» Materials provided

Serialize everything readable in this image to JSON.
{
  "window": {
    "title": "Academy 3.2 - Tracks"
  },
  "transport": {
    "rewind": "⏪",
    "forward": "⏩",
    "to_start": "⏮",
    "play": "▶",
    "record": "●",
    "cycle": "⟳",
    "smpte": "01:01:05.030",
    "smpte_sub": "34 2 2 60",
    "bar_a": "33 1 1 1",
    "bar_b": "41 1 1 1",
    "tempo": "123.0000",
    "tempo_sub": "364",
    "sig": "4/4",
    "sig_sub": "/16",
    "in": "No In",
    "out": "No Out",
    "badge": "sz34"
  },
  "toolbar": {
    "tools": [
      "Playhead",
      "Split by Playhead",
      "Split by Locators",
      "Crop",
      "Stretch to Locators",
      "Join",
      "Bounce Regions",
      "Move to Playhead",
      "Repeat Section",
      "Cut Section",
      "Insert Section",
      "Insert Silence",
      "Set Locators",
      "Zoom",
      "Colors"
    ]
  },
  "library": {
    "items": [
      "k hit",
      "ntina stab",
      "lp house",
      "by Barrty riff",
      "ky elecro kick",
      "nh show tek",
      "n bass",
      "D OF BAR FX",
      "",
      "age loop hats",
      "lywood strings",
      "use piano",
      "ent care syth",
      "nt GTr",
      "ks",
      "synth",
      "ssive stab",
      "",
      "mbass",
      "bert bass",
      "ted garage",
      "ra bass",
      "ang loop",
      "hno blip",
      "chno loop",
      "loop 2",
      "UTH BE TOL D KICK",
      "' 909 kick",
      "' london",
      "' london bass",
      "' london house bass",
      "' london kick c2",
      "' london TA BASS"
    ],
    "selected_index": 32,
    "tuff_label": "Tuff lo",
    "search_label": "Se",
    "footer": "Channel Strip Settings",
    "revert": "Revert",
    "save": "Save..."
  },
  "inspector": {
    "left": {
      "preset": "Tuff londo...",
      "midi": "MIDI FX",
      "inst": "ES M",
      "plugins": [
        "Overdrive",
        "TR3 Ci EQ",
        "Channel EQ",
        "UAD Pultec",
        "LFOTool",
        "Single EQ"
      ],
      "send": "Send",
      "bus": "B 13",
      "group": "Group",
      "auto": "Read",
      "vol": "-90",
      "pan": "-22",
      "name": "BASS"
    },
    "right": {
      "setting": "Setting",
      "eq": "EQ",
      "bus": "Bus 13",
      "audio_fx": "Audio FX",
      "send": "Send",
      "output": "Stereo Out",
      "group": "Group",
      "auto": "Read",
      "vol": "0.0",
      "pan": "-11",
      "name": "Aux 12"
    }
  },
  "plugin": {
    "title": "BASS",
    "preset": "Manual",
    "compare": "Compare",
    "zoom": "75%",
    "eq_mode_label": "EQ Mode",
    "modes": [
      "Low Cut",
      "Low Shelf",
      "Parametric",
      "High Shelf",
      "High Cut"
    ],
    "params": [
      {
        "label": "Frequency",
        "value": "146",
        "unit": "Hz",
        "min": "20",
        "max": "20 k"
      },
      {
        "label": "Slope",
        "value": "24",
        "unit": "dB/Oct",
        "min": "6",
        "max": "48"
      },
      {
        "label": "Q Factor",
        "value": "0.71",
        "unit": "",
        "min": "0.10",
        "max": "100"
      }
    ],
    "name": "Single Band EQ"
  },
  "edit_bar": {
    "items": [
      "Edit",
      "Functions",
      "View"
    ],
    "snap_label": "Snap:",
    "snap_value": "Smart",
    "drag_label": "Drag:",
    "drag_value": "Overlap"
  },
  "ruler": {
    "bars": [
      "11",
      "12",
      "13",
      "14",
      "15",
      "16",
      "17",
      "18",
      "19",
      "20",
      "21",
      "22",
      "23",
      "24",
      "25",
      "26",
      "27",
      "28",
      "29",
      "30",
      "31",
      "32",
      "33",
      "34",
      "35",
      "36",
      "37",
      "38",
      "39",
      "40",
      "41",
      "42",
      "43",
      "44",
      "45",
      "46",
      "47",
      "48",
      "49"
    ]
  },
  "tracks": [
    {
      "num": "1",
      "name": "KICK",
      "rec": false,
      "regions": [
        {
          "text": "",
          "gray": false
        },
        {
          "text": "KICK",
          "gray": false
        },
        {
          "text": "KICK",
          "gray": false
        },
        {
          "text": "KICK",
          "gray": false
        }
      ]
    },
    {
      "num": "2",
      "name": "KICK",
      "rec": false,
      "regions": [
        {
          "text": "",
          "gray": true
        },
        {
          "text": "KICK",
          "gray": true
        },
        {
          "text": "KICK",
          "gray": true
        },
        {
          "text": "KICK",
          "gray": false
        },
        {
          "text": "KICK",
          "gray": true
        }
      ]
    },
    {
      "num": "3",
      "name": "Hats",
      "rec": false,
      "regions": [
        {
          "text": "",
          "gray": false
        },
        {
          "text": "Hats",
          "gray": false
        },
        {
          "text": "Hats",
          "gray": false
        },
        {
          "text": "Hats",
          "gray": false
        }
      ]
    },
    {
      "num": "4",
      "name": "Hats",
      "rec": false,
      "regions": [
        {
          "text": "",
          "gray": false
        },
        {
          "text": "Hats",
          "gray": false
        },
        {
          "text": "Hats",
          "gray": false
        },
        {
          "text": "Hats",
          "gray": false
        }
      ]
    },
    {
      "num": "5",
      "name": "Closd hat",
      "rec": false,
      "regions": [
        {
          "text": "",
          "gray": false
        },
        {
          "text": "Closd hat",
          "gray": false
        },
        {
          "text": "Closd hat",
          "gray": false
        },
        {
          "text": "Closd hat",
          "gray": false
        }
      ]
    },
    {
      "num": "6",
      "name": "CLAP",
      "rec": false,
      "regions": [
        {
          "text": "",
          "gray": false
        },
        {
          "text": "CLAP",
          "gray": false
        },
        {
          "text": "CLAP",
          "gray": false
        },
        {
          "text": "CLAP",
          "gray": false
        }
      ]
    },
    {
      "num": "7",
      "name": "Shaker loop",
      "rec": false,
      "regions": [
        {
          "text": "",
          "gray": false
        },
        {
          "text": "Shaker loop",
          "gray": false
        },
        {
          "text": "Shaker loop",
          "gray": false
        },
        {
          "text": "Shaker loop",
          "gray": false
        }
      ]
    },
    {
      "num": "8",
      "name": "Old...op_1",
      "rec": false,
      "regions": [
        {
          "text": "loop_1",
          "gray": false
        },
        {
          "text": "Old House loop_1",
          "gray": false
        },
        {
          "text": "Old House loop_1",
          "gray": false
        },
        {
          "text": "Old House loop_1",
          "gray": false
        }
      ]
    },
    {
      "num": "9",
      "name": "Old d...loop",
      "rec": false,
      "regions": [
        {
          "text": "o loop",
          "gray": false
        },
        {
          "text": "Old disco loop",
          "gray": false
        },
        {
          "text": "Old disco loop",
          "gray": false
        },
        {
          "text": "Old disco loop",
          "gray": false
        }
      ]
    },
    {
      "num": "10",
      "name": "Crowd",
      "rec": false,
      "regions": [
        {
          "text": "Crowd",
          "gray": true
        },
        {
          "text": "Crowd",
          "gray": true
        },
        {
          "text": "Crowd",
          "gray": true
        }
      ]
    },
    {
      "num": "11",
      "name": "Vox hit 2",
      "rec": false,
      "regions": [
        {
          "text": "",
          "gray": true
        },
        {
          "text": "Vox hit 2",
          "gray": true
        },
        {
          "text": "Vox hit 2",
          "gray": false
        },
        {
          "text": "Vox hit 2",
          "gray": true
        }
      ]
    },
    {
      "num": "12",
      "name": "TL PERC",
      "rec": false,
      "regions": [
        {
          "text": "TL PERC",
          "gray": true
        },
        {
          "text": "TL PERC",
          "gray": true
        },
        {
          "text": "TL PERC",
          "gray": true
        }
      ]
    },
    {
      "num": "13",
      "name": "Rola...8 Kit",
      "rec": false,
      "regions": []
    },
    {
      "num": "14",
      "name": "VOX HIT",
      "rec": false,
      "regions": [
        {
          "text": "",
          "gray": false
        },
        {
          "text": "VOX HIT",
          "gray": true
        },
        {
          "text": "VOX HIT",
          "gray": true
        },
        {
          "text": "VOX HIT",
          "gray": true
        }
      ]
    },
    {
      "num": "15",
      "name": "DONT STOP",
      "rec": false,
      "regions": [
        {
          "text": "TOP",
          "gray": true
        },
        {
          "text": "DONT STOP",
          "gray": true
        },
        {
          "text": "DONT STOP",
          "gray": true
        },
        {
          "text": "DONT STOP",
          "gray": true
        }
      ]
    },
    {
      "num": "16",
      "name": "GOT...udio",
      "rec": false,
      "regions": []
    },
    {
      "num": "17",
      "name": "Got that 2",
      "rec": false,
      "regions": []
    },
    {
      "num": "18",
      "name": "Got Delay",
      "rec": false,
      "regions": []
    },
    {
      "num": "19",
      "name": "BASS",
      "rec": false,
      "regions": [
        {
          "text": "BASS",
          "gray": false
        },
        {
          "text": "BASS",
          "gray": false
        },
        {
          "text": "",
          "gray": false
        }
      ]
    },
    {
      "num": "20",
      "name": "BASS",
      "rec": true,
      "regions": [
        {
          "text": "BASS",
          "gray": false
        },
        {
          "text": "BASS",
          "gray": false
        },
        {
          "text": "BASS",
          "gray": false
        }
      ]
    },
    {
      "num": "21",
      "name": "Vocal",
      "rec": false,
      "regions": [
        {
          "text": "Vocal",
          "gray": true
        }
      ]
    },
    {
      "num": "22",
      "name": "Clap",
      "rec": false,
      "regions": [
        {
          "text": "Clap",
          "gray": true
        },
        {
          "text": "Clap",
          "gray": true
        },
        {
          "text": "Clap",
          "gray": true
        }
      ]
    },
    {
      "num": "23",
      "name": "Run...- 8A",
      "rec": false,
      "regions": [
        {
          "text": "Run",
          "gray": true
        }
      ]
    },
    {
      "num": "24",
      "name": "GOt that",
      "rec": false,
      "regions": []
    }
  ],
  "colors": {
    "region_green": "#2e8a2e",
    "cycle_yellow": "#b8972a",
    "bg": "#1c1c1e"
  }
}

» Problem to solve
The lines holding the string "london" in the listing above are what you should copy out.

» Solution
      "' london",
      "' london bass",
      "' london house bass",
      "' london kick c2",
      "' london TA BASS"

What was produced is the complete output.